Personally, I don’t think that people who do not see Armstrongite or Adventist doctrines in the Bible are “stupid”. They simply have another interpretation of the Bible. They highlight things that Sabbatarians explain away (i.e., Gentile-Christians in Acts 15 not having to observe the law), whereas Sabbatarians highlight issues that Sunday-keepers may have a hard time dealing with (i.e., the law and the Ten Commandments are praised in the New Testament, yet they claim that we don’t have to observe parts of it).
Henri Blocher in this volume says that Paul’s doctrine was counter-Scriptural, in a sense. On page 490, he states: “[There] is the staggering audacity of Paul’s combination of words: God who justifies the ungodly (Rom 4:5)!…God is doing what he expressly forbids (Deut 25:1; Isa 5:23; Prov 17:15), God is doing what he said he would not do (Exod 23:7)!” But perhaps one could come back and say that God doesn’t justify the ungodly when they are unrepentant, but God does when they are repentant.
I thought that Blocher’s summary of the New Perspective’s stance on solution-to-plight was the clearest that I have read so far. According to Blocher, New Perspective interpreters say that Paul before he became a Christian thought that sin was not a terrible problem, for the law had means of atonement. But Paul learned that Christ came to redeem people from their sins, and so he concluded from that “solution” that the plight of humanity was much worse than he had previously believed: that the law was not sufficient to atone for sin.

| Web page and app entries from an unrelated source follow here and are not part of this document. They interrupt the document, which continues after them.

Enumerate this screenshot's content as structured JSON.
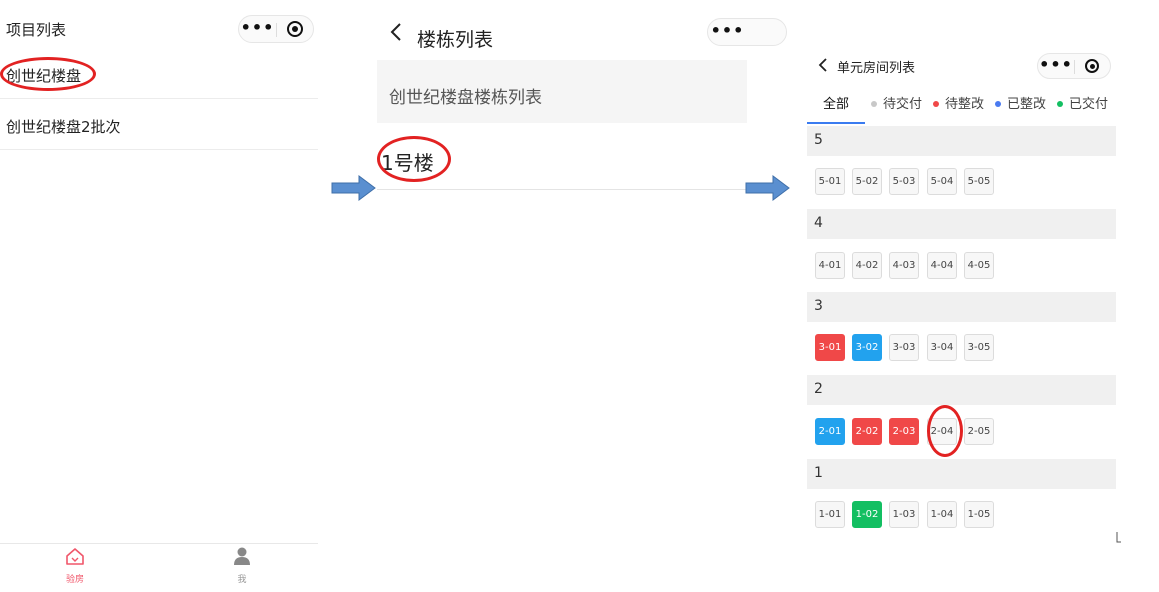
{
  "panel1": {
    "title": "项目列表",
    "items": [
      {
        "label": "创世纪楼盘"
      },
      {
        "label": "创世纪楼盘2批次"
      }
    ],
    "tabbar": {
      "house_label": "验房",
      "me_label": "我",
      "active_color": "#f0566a"
    }
  },
  "panel2": {
    "title": "楼栋列表",
    "header": "创世纪楼盘楼栋列表",
    "buildings": [
      {
        "label": "1号楼"
      }
    ]
  },
  "panel3": {
    "title": "单元房间列表",
    "tabs": [
      {
        "label": "全部",
        "dot": null
      },
      {
        "label": "待交付",
        "dot": "#c8c8c8"
      },
      {
        "label": "待整改",
        "dot": "#f04848"
      },
      {
        "label": "已整改",
        "dot": "#4a7af0"
      },
      {
        "label": "已交付",
        "dot": "#13bf62"
      }
    ],
    "floors": [
      {
        "floor": "5",
        "rooms": [
          "5-01",
          "5-02",
          "5-03",
          "5-04",
          "5-05"
        ],
        "status": [
          "none",
          "none",
          "none",
          "none",
          "none"
        ]
      },
      {
        "floor": "4",
        "rooms": [
          "4-01",
          "4-02",
          "4-03",
          "4-04",
          "4-05"
        ],
        "status": [
          "none",
          "none",
          "none",
          "none",
          "none"
        ]
      },
      {
        "floor": "3",
        "rooms": [
          "3-01",
          "3-02",
          "3-03",
          "3-04",
          "3-05"
        ],
        "status": [
          "red",
          "blue",
          "none",
          "none",
          "none"
        ]
      },
      {
        "floor": "2",
        "rooms": [
          "2-01",
          "2-02",
          "2-03",
          "2-04",
          "2-05"
        ],
        "status": [
          "blue",
          "red",
          "red",
          "none",
          "none"
        ]
      },
      {
        "floor": "1",
        "rooms": [
          "1-01",
          "1-02",
          "1-03",
          "1-04",
          "1-05"
        ],
        "status": [
          "none",
          "green",
          "none",
          "none",
          "none"
        ]
      }
    ]
  },
  "colors": {
    "highlight_ring": "#e22222",
    "arrow_fill": "#5a8fd0",
    "arrow_stroke": "#3f6fa9"
  }
}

But Blocher critiques the New Perspective on this point because it makes the Gospel rather than the Law the way the Paul came to the realization that we’re all sinners, whereas Paul in Romans says that the knowledge of sin comes through the law.